*** The data

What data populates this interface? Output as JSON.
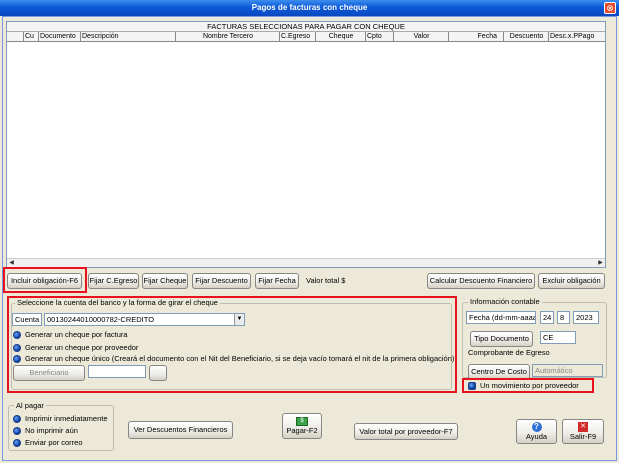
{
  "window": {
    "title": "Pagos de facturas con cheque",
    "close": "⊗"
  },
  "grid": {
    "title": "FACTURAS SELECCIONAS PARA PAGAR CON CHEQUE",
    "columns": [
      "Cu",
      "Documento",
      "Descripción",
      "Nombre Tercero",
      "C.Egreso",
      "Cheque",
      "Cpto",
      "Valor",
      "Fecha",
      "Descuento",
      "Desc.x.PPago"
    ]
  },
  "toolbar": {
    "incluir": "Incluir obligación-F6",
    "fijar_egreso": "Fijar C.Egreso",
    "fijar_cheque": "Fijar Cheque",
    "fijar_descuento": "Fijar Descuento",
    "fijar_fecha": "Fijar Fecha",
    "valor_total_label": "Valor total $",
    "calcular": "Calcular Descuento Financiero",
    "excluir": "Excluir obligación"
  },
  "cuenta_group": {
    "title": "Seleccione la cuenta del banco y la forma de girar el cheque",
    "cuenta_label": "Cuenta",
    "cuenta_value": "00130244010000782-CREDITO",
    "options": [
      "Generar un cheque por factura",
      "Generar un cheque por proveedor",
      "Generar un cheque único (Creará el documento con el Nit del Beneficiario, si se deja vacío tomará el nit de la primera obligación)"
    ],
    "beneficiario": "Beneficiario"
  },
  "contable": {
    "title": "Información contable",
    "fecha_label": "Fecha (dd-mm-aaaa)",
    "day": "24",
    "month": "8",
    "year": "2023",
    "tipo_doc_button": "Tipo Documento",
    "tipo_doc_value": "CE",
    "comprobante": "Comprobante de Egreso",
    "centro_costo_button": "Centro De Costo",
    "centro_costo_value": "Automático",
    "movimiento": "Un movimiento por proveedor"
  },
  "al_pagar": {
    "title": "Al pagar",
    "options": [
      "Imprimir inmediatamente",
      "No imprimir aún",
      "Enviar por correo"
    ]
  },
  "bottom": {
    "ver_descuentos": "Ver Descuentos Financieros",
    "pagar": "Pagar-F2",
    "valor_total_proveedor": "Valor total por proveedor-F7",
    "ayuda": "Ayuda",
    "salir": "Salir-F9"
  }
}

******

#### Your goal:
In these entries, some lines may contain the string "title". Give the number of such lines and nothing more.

#### Exercise response:
5